# ACTION ITEM
Please filter the entries for the word "this" and copy every line that has it.
::: DATASET RECORDS :::
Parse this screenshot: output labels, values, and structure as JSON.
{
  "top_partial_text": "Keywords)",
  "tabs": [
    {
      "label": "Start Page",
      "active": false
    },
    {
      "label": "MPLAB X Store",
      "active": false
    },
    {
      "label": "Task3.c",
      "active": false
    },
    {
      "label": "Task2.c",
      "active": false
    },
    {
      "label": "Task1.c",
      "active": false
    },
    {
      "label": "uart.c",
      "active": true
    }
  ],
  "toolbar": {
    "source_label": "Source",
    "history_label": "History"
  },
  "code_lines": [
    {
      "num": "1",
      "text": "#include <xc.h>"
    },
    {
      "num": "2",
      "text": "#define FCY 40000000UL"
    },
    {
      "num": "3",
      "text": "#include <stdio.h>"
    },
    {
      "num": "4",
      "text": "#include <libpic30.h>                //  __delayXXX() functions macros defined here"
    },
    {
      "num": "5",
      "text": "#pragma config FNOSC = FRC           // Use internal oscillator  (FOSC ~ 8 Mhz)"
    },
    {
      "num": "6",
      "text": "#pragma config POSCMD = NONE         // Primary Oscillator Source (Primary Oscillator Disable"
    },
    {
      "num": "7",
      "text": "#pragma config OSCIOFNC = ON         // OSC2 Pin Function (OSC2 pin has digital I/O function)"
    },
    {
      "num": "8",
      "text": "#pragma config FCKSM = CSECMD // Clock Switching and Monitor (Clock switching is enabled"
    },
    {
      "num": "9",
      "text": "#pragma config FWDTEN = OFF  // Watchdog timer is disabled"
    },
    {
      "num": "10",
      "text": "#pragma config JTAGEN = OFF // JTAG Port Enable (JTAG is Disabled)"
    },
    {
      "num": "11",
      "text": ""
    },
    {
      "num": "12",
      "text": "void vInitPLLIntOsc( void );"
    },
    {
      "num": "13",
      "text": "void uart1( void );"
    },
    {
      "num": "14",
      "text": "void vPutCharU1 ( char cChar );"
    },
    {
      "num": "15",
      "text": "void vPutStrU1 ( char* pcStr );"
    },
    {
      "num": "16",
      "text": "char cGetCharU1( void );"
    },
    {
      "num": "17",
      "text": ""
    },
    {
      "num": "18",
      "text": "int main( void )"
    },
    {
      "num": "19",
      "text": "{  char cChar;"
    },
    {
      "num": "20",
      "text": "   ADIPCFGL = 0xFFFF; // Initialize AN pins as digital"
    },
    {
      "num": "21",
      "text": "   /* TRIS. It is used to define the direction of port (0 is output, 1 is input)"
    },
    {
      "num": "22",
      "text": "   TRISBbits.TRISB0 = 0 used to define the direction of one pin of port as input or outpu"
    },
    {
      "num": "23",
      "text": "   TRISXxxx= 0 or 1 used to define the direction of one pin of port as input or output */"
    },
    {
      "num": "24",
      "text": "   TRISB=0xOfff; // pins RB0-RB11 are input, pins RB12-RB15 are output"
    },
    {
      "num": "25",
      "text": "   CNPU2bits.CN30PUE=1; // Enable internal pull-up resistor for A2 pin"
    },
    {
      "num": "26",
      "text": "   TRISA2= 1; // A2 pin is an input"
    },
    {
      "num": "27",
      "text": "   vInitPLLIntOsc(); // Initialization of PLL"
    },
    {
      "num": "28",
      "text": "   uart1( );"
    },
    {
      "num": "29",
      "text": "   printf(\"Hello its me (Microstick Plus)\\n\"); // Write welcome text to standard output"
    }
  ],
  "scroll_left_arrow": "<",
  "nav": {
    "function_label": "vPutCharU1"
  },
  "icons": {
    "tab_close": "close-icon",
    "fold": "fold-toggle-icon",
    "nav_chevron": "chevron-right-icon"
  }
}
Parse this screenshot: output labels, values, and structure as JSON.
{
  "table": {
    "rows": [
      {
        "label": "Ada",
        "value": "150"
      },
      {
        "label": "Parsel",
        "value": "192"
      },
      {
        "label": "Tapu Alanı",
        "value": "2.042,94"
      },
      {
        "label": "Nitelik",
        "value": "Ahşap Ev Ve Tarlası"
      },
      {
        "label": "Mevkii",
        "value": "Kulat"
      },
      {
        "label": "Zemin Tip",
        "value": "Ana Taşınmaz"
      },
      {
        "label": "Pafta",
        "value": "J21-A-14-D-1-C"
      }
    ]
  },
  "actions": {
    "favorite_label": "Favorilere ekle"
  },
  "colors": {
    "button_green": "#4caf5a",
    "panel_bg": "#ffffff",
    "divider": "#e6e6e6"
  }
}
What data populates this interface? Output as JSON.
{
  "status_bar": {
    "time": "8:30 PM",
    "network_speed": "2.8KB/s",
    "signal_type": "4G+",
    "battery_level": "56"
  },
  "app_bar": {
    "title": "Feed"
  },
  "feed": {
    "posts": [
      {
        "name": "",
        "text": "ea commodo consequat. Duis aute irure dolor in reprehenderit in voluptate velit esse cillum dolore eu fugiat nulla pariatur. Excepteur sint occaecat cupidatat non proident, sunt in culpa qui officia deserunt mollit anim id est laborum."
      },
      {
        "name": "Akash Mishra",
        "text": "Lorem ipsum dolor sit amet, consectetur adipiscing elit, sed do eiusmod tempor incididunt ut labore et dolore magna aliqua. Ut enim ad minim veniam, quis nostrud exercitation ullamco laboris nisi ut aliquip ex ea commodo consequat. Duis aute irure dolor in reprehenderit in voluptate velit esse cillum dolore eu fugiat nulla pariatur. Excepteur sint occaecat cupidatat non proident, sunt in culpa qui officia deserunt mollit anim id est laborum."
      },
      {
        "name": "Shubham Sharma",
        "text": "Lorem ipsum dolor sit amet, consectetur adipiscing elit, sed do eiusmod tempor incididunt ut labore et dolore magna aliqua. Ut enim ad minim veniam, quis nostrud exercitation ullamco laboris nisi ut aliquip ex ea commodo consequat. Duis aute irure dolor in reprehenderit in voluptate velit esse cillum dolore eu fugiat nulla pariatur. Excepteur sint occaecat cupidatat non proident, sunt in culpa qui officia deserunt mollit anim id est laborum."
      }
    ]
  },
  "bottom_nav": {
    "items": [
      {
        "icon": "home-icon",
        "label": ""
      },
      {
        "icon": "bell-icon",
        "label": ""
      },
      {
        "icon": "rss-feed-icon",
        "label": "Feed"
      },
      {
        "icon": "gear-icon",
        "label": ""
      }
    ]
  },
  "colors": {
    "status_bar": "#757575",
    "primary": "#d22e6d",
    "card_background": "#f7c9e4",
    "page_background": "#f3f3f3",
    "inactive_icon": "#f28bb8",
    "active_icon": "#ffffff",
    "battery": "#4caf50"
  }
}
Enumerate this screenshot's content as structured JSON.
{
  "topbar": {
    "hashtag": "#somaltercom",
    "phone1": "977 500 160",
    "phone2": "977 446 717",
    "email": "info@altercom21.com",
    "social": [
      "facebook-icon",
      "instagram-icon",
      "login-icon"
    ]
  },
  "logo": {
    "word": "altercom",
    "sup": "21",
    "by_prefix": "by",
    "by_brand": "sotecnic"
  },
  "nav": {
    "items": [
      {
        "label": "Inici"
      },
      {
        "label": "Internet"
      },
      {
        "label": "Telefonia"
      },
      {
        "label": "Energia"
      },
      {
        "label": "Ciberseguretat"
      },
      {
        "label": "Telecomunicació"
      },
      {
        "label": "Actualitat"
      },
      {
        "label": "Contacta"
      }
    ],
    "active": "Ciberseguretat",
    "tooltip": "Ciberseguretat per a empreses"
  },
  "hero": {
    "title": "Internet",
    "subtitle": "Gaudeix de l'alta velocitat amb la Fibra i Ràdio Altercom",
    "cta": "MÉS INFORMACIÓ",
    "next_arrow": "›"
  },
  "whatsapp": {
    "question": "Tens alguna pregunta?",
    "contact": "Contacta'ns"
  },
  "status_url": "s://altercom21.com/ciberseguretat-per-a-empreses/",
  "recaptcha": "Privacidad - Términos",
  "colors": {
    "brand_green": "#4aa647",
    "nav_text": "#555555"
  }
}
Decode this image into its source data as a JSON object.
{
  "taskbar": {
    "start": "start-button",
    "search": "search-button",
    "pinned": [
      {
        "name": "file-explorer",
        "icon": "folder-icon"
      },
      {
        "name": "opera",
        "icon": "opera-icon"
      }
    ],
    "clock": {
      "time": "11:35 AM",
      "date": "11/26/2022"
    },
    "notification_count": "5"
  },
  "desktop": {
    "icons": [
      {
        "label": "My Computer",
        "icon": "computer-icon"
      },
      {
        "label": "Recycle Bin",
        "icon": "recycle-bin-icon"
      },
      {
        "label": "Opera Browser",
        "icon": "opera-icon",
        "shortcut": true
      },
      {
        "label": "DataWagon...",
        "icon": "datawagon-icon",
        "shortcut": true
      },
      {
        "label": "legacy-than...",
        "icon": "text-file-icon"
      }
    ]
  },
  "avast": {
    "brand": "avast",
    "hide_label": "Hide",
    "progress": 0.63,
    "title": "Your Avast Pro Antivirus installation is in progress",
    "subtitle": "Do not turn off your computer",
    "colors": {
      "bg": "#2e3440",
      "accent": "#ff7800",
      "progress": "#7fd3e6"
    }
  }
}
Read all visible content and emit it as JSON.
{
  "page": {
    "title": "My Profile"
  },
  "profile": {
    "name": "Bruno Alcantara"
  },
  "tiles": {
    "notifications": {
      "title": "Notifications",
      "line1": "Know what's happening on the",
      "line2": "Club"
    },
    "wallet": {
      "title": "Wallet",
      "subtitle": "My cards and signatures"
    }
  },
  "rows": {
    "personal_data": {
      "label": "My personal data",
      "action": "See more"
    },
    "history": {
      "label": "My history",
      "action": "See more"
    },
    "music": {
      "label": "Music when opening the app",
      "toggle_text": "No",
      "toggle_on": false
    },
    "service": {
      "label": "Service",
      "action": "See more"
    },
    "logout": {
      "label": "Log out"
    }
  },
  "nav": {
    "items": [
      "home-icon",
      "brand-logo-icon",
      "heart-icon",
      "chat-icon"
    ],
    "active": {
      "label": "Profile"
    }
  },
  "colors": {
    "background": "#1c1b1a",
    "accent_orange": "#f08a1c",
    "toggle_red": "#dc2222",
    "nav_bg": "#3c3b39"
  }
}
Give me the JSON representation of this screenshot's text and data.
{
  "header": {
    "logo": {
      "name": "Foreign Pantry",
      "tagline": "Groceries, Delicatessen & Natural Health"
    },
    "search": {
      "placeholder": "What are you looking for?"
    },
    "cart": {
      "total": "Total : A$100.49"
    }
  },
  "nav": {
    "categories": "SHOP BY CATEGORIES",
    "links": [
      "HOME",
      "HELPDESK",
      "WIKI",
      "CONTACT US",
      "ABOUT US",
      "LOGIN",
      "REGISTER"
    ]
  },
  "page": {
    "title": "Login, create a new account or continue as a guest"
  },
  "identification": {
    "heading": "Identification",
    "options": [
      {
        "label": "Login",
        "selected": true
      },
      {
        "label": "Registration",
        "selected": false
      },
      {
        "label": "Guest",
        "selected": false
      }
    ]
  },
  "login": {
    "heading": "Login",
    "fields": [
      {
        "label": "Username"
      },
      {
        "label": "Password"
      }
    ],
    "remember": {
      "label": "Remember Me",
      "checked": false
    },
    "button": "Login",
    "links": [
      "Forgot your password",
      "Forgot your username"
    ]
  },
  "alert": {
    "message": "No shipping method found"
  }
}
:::
# ANSWER BOX
Parse this screenshot: output labels, values, and structure as JSON.
Parse this screenshot: output labels, values, and structure as JSON.
What data populates this interface? Output as JSON.
Enumerate this screenshot's content as structured JSON.
Decode this image into its source data as a JSON object.
Give me the JSON representation of this screenshot's text and data.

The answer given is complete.